## Your goal:
Working through the lines below, return each one that holds "各代表几".

Page and application data records:

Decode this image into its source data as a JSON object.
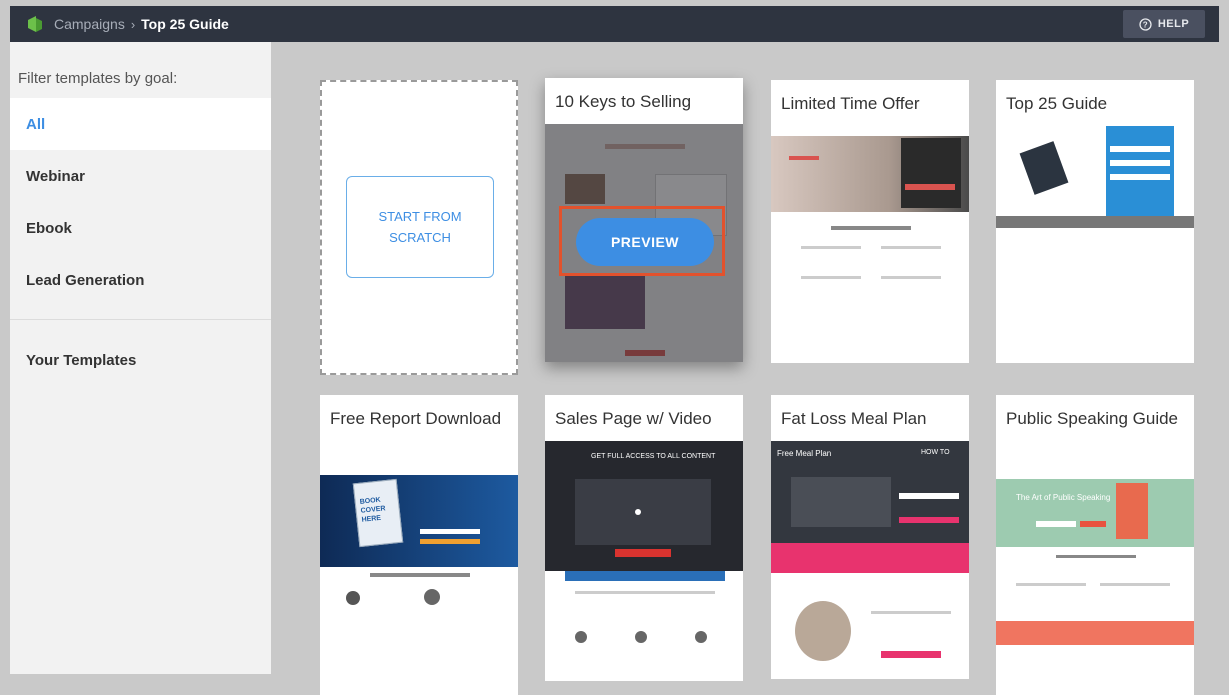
{
  "header": {
    "breadcrumb_parent": "Campaigns",
    "breadcrumb_sep": "›",
    "breadcrumb_current": "Top 25 Guide",
    "help_label": "HELP"
  },
  "sidebar": {
    "title": "Filter templates by goal:",
    "items": [
      {
        "label": "All"
      },
      {
        "label": "Webinar"
      },
      {
        "label": "Ebook"
      },
      {
        "label": "Lead Generation"
      },
      {
        "label": "Your Templates"
      }
    ]
  },
  "scratch": {
    "label_line1": "START FROM",
    "label_line2": "SCRATCH"
  },
  "preview_label": "PREVIEW",
  "templates": [
    {
      "title": "10 Keys to Selling"
    },
    {
      "title": "Limited Time Offer"
    },
    {
      "title": "Top 25 Guide"
    },
    {
      "title": "Free Report Download"
    },
    {
      "title": "Sales Page w/ Video"
    },
    {
      "title": "Fat Loss Meal Plan"
    },
    {
      "title": "Public Speaking Guide"
    }
  ],
  "thumb_text": {
    "book_cover": "BOOK COVER HERE",
    "get_full_access": "GET FULL ACCESS TO ALL CONTENT",
    "art_of_public_speaking": "The Art of Public Speaking",
    "free_meal_plan": "Free Meal Plan",
    "how_to": "HOW TO"
  },
  "colors": {
    "topbar": "#2e3440",
    "accent": "#3d8ee3",
    "highlight": "#e2522d",
    "sidebar_bg": "#f2f2f2",
    "canvas_bg": "#c9c9c9"
  }
}
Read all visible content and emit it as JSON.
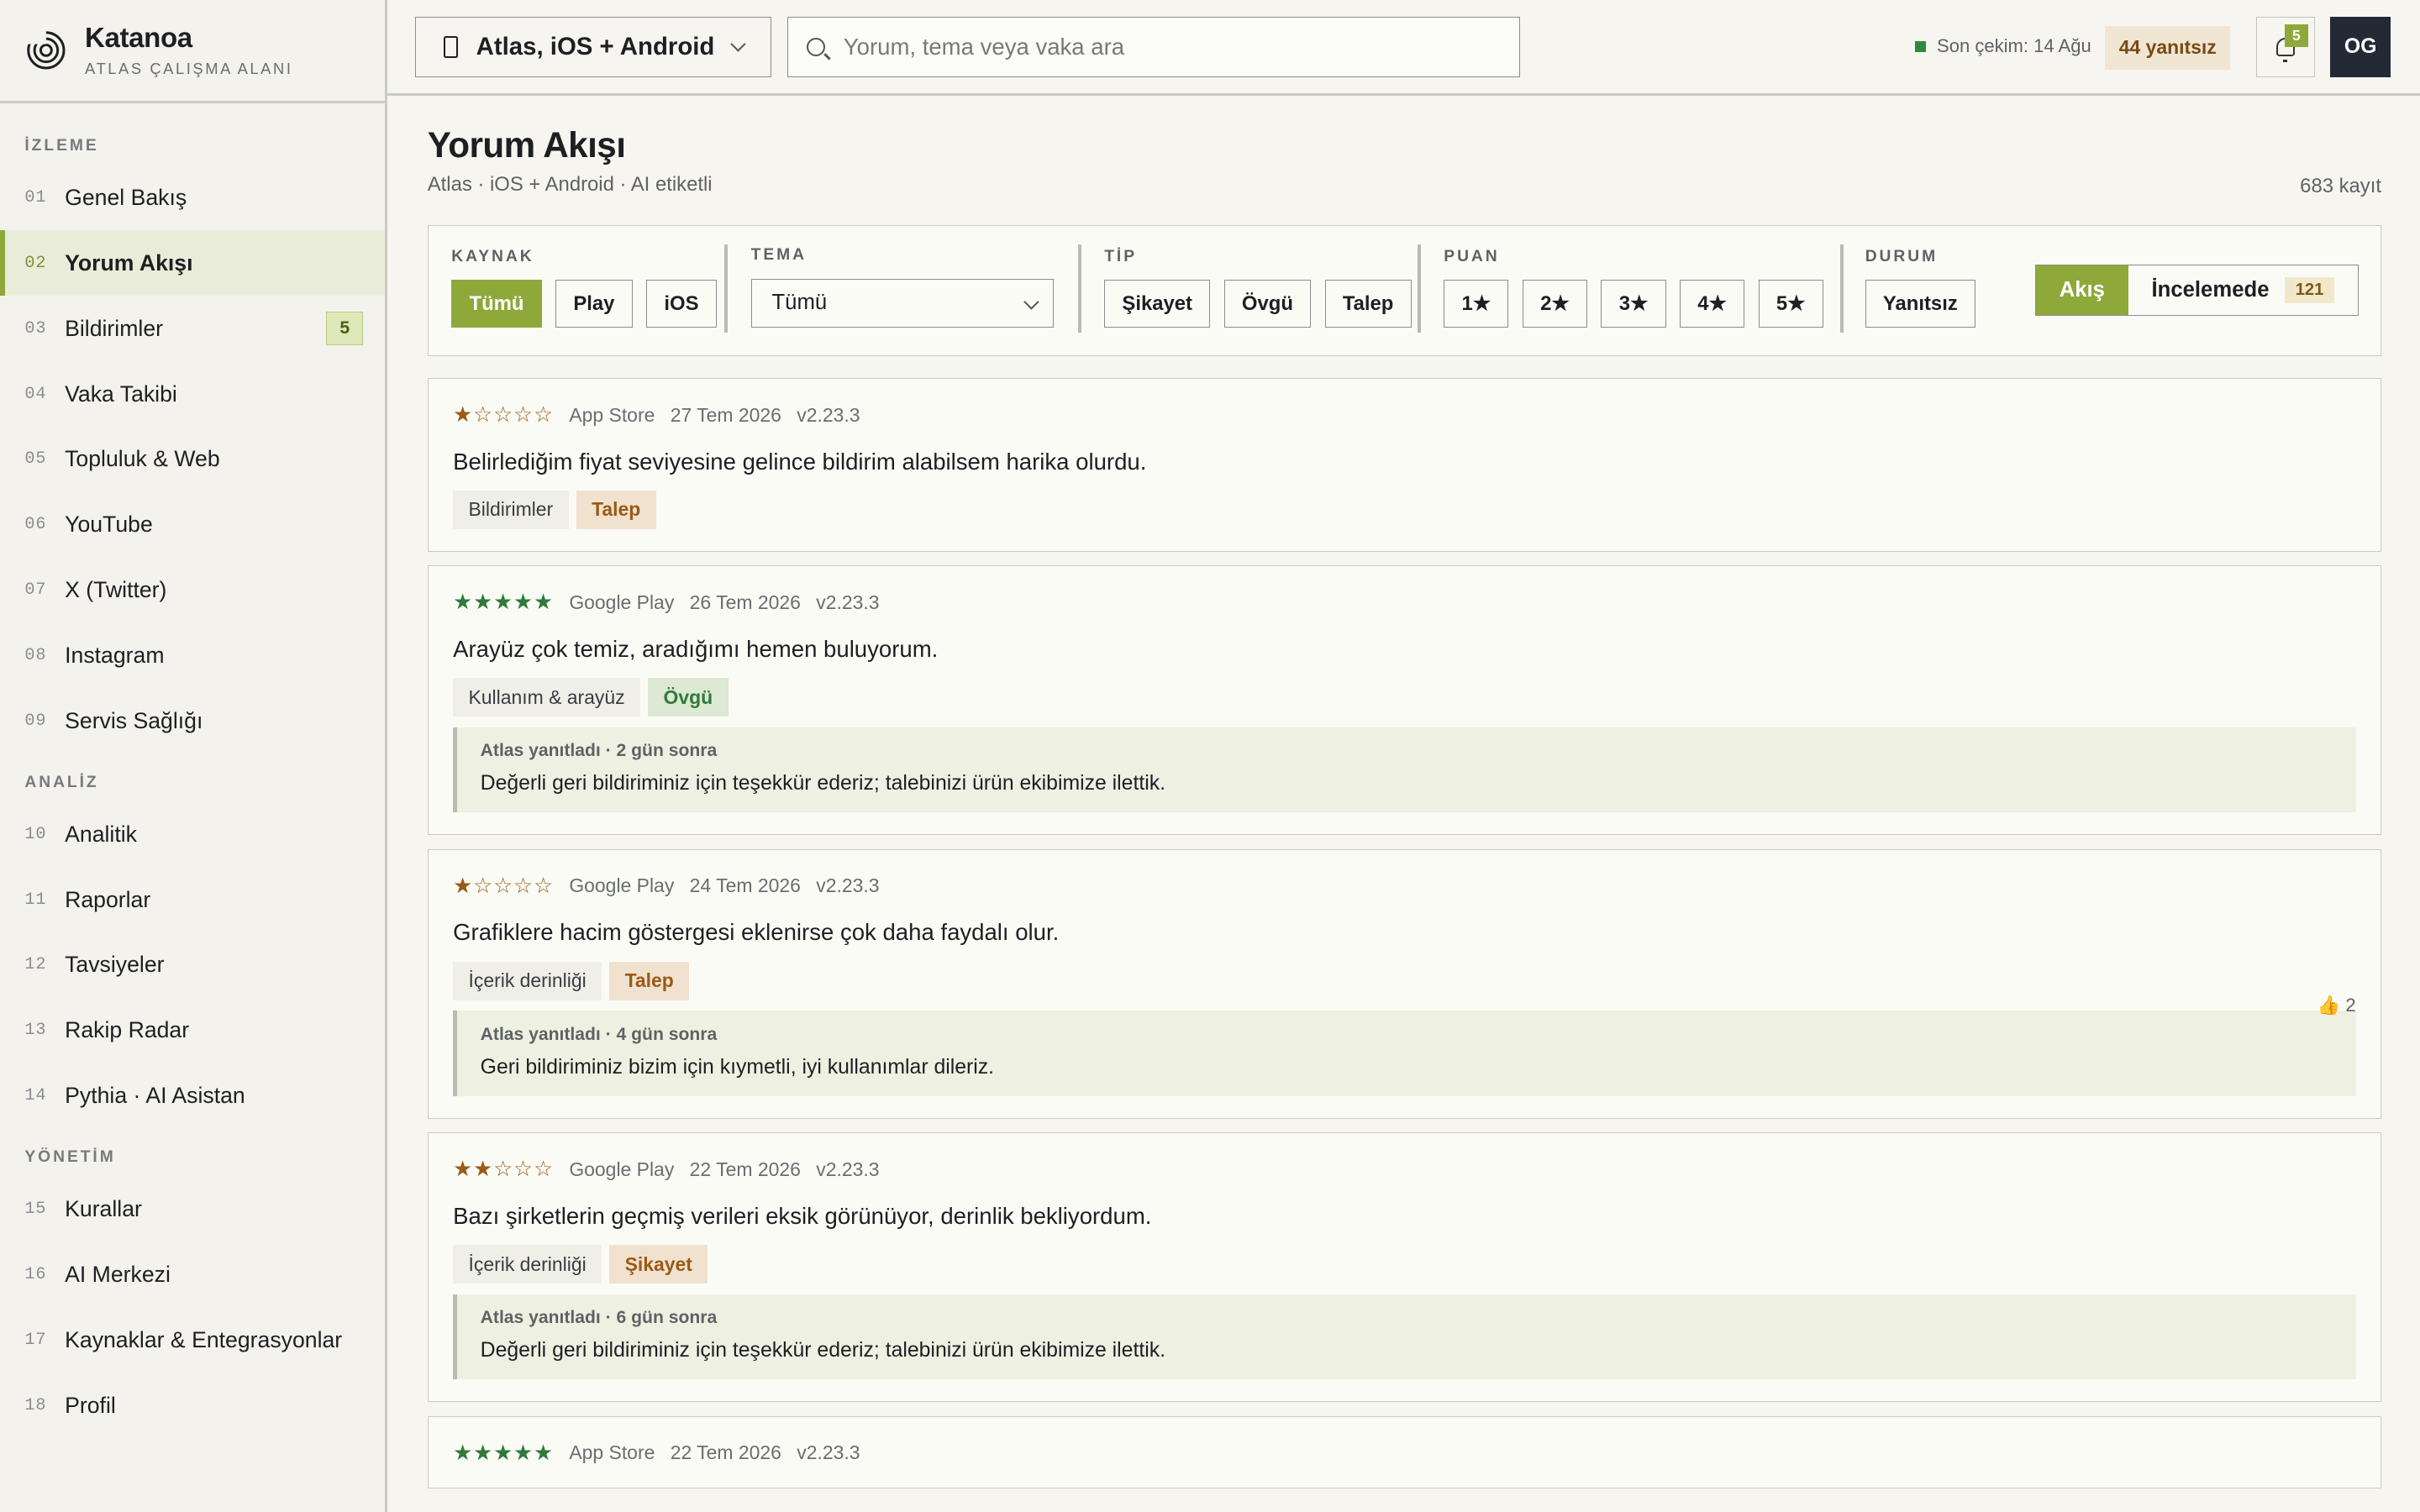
{
  "brand": {
    "name": "Katanoa",
    "subtitle": "ATLAS ÇALIŞMA ALANI"
  },
  "sidebar": {
    "sections": [
      {
        "title": "İZLEME",
        "items": [
          {
            "num": "01",
            "label": "Genel Bakış"
          },
          {
            "num": "02",
            "label": "Yorum Akışı",
            "active": true
          },
          {
            "num": "03",
            "label": "Bildirimler",
            "badge": "5"
          },
          {
            "num": "04",
            "label": "Vaka Takibi"
          },
          {
            "num": "05",
            "label": "Topluluk & Web"
          },
          {
            "num": "06",
            "label": "YouTube"
          },
          {
            "num": "07",
            "label": "X (Twitter)"
          },
          {
            "num": "08",
            "label": "Instagram"
          },
          {
            "num": "09",
            "label": "Servis Sağlığı"
          }
        ]
      },
      {
        "title": "ANALİZ",
        "items": [
          {
            "num": "10",
            "label": "Analitik"
          },
          {
            "num": "11",
            "label": "Raporlar"
          },
          {
            "num": "12",
            "label": "Tavsiyeler"
          },
          {
            "num": "13",
            "label": "Rakip Radar"
          },
          {
            "num": "14",
            "label": "Pythia · AI Asistan"
          }
        ]
      },
      {
        "title": "YÖNETİM",
        "items": [
          {
            "num": "15",
            "label": "Kurallar"
          },
          {
            "num": "16",
            "label": "AI Merkezi"
          },
          {
            "num": "17",
            "label": "Kaynaklar & Entegrasyonlar"
          },
          {
            "num": "18",
            "label": "Profil"
          }
        ]
      }
    ]
  },
  "topbar": {
    "workspace": "Atlas, iOS + Android",
    "search_placeholder": "Yorum, tema veya vaka ara",
    "last_sync": "Son çekim: 14 Ağu",
    "unanswered": "44 yanıtsız",
    "notifications": "5",
    "avatar": "OG"
  },
  "page": {
    "title": "Yorum Akışı",
    "subtitle": "Atlas · iOS + Android · AI etiketli",
    "count": "683 kayıt"
  },
  "filters": {
    "source": {
      "label": "KAYNAK",
      "options": [
        "Tümü",
        "Play",
        "iOS"
      ],
      "active": "Tümü"
    },
    "theme": {
      "label": "TEMA",
      "value": "Tümü"
    },
    "type": {
      "label": "TİP",
      "options": [
        "Şikayet",
        "Övgü",
        "Talep"
      ]
    },
    "rating": {
      "label": "PUAN",
      "options": [
        "1★",
        "2★",
        "3★",
        "4★",
        "5★"
      ]
    },
    "status": {
      "label": "DURUM",
      "options": [
        "Yanıtsız"
      ]
    },
    "view": {
      "flow": "Akış",
      "review": "İncelemede",
      "review_count": "121"
    }
  },
  "reviews": [
    {
      "rating": 1,
      "source": "App Store",
      "date": "27 Tem 2026",
      "version": "v2.23.3",
      "text": "Belirlediğim fiyat seviyesine gelince bildirim alabilsem harika olurdu.",
      "theme": "Bildirimler",
      "type": "Talep",
      "type_class": "talep"
    },
    {
      "rating": 5,
      "source": "Google Play",
      "date": "26 Tem 2026",
      "version": "v2.23.3",
      "text": "Arayüz çok temiz, aradığımı hemen buluyorum.",
      "theme": "Kullanım & arayüz",
      "type": "Övgü",
      "type_class": "ovgu",
      "reply": {
        "head": "Atlas yanıtladı · 2 gün sonra",
        "text": "Değerli geri bildiriminiz için teşekkür ederiz; talebinizi ürün ekibimize ilettik."
      }
    },
    {
      "rating": 1,
      "source": "Google Play",
      "date": "24 Tem 2026",
      "version": "v2.23.3",
      "text": "Grafiklere hacim göstergesi eklenirse çok daha faydalı olur.",
      "theme": "İçerik derinliği",
      "type": "Talep",
      "type_class": "talep",
      "likes": "👍 2",
      "reply": {
        "head": "Atlas yanıtladı · 4 gün sonra",
        "text": "Geri bildiriminiz bizim için kıymetli, iyi kullanımlar dileriz."
      }
    },
    {
      "rating": 2,
      "source": "Google Play",
      "date": "22 Tem 2026",
      "version": "v2.23.3",
      "text": "Bazı şirketlerin geçmiş verileri eksik görünüyor, derinlik bekliyordum.",
      "theme": "İçerik derinliği",
      "type": "Şikayet",
      "type_class": "sikayet",
      "reply": {
        "head": "Atlas yanıtladı · 6 gün sonra",
        "text": "Değerli geri bildiriminiz için teşekkür ederiz; talebinizi ürün ekibimize ilettik."
      }
    },
    {
      "rating": 5,
      "source": "App Store",
      "date": "22 Tem 2026",
      "version": "v2.23.3"
    }
  ]
}
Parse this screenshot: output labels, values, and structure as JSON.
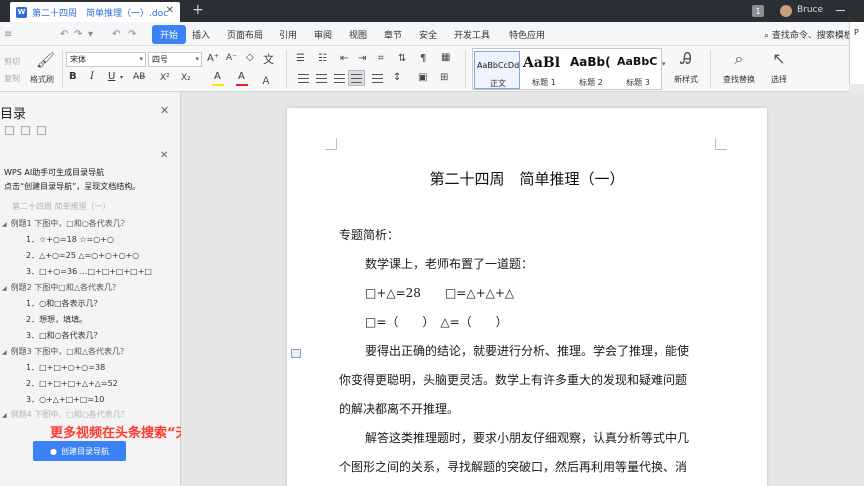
{
  "titlebar": {
    "tab_title": "第二十四周　简单推理（一）.doc",
    "tab_app_badge": "W",
    "badge_number": "1",
    "user_name": "Bruce"
  },
  "menu": {
    "items": [
      "文件",
      "开始",
      "插入",
      "页面布局",
      "引用",
      "审阅",
      "视图",
      "章节",
      "安全",
      "开发工具",
      "特色应用"
    ],
    "active": "开始",
    "search_command": "查找命令、搜索模板",
    "panel_edge_label": "P"
  },
  "ribbon": {
    "cut": "剪切",
    "copy": "复制",
    "format_painter": "格式刷",
    "font_name": "宋体",
    "font_size": "四号",
    "bold": "B",
    "italic": "I",
    "underline": "U",
    "highlight_letter": "A",
    "font_color_letter": "A",
    "styles": [
      {
        "preview": "AaBbCcDd",
        "name": "正文"
      },
      {
        "preview": "AaBl",
        "name": "标题 1"
      },
      {
        "preview": "AaBb(",
        "name": "标题 2"
      },
      {
        "preview": "AaBbC",
        "name": "标题 3"
      }
    ],
    "new_style": "新样式",
    "find_replace": "查找替换",
    "select": "选择",
    "accent_color": "#3b82f6"
  },
  "outline_panel": {
    "title": "目录",
    "tip_line1": "WPS AI助手可生成目录导航",
    "tip_line2": "点击“创建目录导航”，呈现文档结构。",
    "items": [
      {
        "text": "第二十四周  简单推理（一）",
        "level": 0,
        "faded": true
      },
      {
        "text": "例题1  下图中，□和○各代表几？",
        "level": 1
      },
      {
        "text": "1．☆+○=18    ☆=○+○",
        "level": 2
      },
      {
        "text": "2．△+○=25    △=○+○+○+○",
        "level": 2
      },
      {
        "text": "3．□+○=36   ...□+□+□+□+□",
        "level": 2
      },
      {
        "text": "例题2  下图中□和△各代表几？",
        "level": 1
      },
      {
        "text": "1．○和□各表示几？",
        "level": 2
      },
      {
        "text": "2．想想，填填。",
        "level": 2
      },
      {
        "text": "3．□和○各代表几？",
        "level": 2
      },
      {
        "text": "例题3  下图中，□和△各代表几？",
        "level": 1
      },
      {
        "text": "1．□+□+○+○=38",
        "level": 2
      },
      {
        "text": "2．□+□+□+△+△=52",
        "level": 2
      },
      {
        "text": "3．○+△+□+□=10",
        "level": 2
      },
      {
        "text": "例题4  下图中，□和○各代表几？",
        "level": 1,
        "faded": true
      }
    ],
    "promo": "更多视频在头条搜索“天才奥数”。",
    "create_nav_button": "创建目录导航",
    "promo_color": "#ff3b30"
  },
  "document": {
    "title": "第二十四周　简单推理（一）",
    "lines": [
      "专题简析：",
      "数学课上，老师布置了一道题：",
      "□+△=28　　□=△+△+△",
      "□=（　　）　△=（　　）",
      "要得出正确的结论，就要进行分析、推理。学会了推理，能使",
      "你变得更聪明，头脑更灵活。数学上有许多重大的发现和疑难问题",
      "的解决都离不开推理。",
      "解答这类推理题时，要求小朋友仔细观察，认真分析等式中几",
      "个图形之间的关系，寻找解题的突破口，然后再利用等量代换、消"
    ]
  }
}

## Solution for this problem:
        "text": "例题1  下图中，□和○各代表几？",
        "text": "例题2  下图中□和△各代表几？",
        "text": "3．□和○各代表几？",
        "text": "例题3  下图中，□和△各代表几？",
        "text": "例题4  下图中，□和○各代表几？",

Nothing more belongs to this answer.